▶ _Supplied information_

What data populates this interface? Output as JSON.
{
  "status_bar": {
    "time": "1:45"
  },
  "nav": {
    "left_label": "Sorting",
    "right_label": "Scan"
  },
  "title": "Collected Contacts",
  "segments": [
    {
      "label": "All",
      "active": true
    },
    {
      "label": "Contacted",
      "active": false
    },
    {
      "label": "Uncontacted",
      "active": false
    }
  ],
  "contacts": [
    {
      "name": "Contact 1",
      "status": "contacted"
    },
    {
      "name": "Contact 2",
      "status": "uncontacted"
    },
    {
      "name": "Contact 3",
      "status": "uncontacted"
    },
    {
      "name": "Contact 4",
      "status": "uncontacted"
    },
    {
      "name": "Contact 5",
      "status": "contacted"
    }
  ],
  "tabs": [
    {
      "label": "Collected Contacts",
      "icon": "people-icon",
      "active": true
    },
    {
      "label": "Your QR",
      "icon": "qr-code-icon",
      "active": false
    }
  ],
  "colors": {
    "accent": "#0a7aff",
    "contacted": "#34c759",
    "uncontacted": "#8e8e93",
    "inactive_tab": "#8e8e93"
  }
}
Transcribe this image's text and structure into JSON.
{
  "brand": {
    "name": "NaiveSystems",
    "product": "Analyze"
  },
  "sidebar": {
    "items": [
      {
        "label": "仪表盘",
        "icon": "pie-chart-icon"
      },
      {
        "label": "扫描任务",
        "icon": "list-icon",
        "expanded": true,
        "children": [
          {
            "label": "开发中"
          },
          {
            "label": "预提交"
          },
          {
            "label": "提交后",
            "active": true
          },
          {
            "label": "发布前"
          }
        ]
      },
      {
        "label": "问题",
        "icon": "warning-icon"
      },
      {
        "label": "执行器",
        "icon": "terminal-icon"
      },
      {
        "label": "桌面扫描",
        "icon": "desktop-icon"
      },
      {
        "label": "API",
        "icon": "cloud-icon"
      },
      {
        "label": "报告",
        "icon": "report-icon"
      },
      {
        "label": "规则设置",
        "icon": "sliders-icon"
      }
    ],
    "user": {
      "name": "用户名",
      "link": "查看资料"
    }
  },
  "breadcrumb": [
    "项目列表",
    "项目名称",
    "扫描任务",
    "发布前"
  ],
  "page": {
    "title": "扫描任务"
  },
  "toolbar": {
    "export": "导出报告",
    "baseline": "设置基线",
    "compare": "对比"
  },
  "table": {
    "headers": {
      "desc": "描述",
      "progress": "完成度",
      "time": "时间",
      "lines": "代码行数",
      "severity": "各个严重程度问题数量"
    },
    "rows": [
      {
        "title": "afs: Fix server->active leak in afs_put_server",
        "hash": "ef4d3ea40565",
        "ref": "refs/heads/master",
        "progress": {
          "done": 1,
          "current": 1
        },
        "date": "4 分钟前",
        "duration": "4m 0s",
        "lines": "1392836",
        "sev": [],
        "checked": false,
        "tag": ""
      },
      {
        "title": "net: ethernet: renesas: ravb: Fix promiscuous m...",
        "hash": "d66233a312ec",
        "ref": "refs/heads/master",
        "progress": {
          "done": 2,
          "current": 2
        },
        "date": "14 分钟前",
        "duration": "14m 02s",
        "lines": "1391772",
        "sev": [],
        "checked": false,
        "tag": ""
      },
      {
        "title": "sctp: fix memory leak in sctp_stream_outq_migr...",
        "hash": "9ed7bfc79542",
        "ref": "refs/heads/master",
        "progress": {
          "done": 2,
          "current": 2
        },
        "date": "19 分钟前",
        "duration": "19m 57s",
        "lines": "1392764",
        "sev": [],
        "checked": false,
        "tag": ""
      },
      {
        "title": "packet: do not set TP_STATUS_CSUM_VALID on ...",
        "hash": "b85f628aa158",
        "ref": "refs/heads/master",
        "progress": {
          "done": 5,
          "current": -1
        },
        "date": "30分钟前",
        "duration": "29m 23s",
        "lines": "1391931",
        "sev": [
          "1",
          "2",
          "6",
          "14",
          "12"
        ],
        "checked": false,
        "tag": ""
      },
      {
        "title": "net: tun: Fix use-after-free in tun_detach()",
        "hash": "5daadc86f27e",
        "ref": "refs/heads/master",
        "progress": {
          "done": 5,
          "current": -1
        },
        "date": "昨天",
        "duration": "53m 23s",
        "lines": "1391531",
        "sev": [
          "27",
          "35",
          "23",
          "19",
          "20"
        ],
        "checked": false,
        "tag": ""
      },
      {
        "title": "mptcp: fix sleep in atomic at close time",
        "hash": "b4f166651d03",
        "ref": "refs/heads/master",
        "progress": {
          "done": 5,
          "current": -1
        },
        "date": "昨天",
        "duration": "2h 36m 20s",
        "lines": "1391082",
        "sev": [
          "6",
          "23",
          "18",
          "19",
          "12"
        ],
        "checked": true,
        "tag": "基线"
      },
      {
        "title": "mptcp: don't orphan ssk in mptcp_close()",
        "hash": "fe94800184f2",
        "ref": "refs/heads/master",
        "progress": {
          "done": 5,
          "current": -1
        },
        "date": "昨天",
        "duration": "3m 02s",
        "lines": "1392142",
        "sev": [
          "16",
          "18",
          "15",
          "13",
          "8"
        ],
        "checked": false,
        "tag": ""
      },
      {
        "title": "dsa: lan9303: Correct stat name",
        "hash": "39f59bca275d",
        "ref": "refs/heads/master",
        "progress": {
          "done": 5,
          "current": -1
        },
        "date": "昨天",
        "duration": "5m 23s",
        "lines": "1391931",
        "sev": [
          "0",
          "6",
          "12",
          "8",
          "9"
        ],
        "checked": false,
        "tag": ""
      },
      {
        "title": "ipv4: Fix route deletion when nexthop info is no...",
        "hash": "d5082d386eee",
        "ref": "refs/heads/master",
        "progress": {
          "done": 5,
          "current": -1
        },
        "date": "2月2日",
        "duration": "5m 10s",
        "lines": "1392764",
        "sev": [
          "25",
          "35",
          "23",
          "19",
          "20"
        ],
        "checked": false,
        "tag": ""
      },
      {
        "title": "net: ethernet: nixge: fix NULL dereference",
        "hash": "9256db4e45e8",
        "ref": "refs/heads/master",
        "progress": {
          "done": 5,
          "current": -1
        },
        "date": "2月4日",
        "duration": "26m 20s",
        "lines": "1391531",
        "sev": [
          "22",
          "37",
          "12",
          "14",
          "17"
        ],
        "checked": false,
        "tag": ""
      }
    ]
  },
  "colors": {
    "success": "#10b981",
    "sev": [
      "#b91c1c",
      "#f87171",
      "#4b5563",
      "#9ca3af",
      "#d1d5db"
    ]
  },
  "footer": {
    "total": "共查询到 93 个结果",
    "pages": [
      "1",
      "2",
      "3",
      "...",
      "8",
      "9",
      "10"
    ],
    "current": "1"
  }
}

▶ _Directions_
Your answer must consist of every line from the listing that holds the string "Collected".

▶ _Response to the task_
  "title": "Collected Contacts",
      "label": "Collected Contacts",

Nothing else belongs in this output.